“”Higher evaporative demand during summer and autumn — peak fire season in the region — means faster drying of soil moisture and vegetation, and available fuels becoming more flammable, leading to fires that can burn faster and hotter,” explained lead author Dan McEvoy, Ph.D…”


Fresh wildfires in Nevada and California force evacuations and kill at least one:

“More than 1,000 were forced to evacuate in Reno and hundreds more in California after strong winds whipped up the blazes.”


The Trump administration on Thursday proposed to loosen Obama-era safety regulations for the oil industry in the Arctic Ocean off Alaska to ease the way for petroleum extraction in the region, an effort that President-elect Joe Biden will likely throw out once in office.

“The proposal would revise a suite of Obama-era rules crafted to improve safety in the extreme conditions of the Arctic after a Shell drilling rig ran aground in the Gulf of Alaska in 2012.”


Heatwaves caused a record 2,556 excess deaths in Britain this summer as the country was struggling to contain the coronavirus pandemic, according to a government estimate published on Thursday.

“Increasingly frequent and severe heatwaves are among the deadliest impacts of climate change, mostly hitting elderly people and other vulnerable groups the hardest, scientists say.”


“With temperatures hovering around 10-12C [50 to 54F] across the nation last night, Denmark set yet another weather record.

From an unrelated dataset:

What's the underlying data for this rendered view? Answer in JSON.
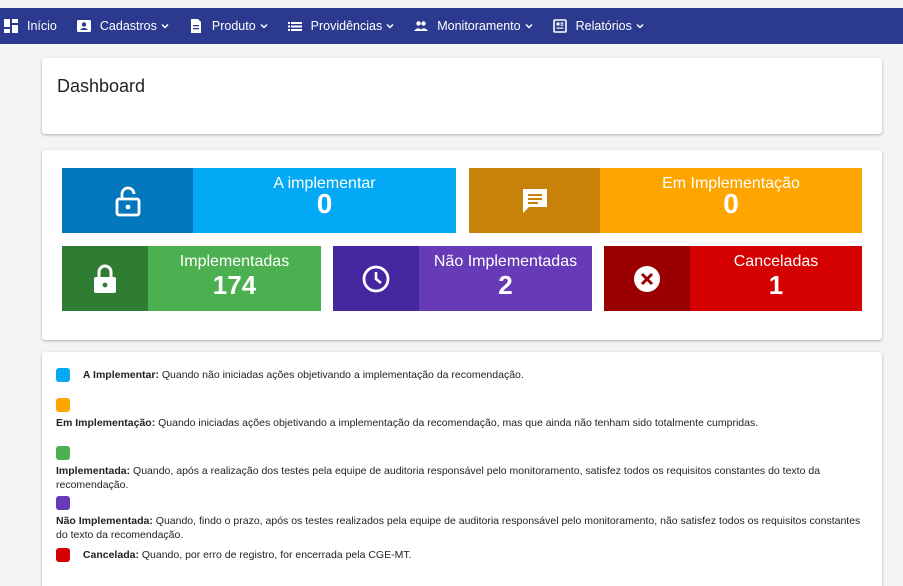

Never before since the Danes began registering temperature readings 147 years ago has the night-time temperature been so high this late in the year

“…to put it into perspective, the average night temperatures in Denmark during July and August is 11.3-11.5C [52F – 53F]… another indication that this November may be the warmest ever recorded in Denmark.”


[FWIW and according to this study,] These are the 10 countries most at risk from the effects of climate change:

“They span the globe and include developed and developing countries [TLDR; Japan tops the list].”


You can read the previous ‘Climate‘ thread here. I’ll be back over the weekend with an ‘Economic’ thread.

If you found value in this content, please help me continue this work by becoming a patron of my work via patreon.com.